The closure of Tele Liban raises concerns about the future of the station and its ability to continue serving as a public broadcaster.

Tele Liban, the country’s public broadcaster, has been shut down this weekend. Established in 1977, Tele Liban is one of the oldest stations in the region. However, due to a prolonged financial crisis, the station’s approximately 200 employees have not received their salaries and benefits for almost 22 months. This dire situation has forced the caretaker government to shut down the station, leaving both the employees and the audience in a state of distress.

Tele Liban’s closure is a direct consequence of Lebanon’s economic collapse in 2019, which has had severe repercussions on the country’s media industry. The Lebanese pound has lost nearly 98% of its value against the US dollar, leading to rampant inflation. As a result, salaries in the local currency have become insufficient to meet the rising costs of living, plunging many public sector employees, including those at Tele Liban, into financial hardship.

The crisis is a culmination of decades of corruption and mismanagement by the Lebanese political elite. Ministries across the country are grappling with employee absences, as the wage issue has created a challenging environment for workers. Tele Liban, being a public broadcaster, has been hit particularly hard, with its employees left unpaid for an extended period.

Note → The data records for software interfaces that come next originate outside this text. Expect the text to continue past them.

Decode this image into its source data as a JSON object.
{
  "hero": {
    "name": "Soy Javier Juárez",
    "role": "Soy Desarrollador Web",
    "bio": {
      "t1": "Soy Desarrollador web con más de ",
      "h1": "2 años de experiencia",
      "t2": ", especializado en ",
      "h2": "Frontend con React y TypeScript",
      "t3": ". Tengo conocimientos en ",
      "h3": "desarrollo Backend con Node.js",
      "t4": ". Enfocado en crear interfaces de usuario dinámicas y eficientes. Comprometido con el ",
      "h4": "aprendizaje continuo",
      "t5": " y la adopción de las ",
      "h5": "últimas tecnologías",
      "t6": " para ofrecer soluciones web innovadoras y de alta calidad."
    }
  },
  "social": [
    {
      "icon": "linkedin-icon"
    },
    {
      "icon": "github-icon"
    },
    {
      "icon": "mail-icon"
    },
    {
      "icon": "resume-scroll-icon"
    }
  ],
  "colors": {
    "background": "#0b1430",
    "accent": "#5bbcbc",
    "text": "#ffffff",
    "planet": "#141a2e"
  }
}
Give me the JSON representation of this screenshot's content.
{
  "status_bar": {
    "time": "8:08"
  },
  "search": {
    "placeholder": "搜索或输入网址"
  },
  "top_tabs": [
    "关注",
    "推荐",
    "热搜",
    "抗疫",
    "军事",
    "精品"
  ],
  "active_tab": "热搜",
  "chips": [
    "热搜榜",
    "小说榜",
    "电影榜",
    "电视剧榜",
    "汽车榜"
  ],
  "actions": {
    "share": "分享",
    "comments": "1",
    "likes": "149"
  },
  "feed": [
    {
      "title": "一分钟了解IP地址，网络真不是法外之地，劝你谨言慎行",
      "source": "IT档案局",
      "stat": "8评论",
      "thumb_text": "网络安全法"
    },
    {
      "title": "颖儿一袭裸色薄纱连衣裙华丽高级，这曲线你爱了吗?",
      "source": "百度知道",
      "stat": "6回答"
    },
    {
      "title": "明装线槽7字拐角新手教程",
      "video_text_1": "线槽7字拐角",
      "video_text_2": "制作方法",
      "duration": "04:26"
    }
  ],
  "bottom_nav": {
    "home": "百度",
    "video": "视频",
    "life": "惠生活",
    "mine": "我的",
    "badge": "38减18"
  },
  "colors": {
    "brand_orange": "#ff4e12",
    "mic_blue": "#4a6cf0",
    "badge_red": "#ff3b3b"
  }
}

In an attempt to address the wage issue, the minister of information Ziad Makary engaged in talks with union representatives. However, despite assurances that progress was being made, the closure of Tele Liban indicates that a satisfactory resolution has not yet been reached. Minister Makary, while acknowledging the closure, has stated that the station will resume broadcasting at an unspecified date. Until then, regular TV programs have been discontinued.

Lebanon’s media industry is predominantly dominated by the private sector, with channels often owned by or aligned with political parties. This situation sets Tele Liban apart.

The closure of Tele Liban is not the first time the station has faced challenges due to financial constraints. In December, the government’s failure to reach an agreement over the payment of broadcasting rights resulted in Tele Liban not airing the FIFA World Cup in Qatar. This decision sparked political resentment and further highlighted the financial struggles faced by the station. The inability to broadcast a highly anticipated and globally watched event like the World Cup only added to the frustration and disappointment of the Lebanese audience.

While Minister Makary has expressed his intention to resume broadcasting, the uncertainty surrounding the station’s reopening date leaves many questions unanswered. The financial crisis in Lebanon shows no signs of immediate resolution, and unless concrete measures are taken to address the root causes, the fate of Tele Liban remains uncertain.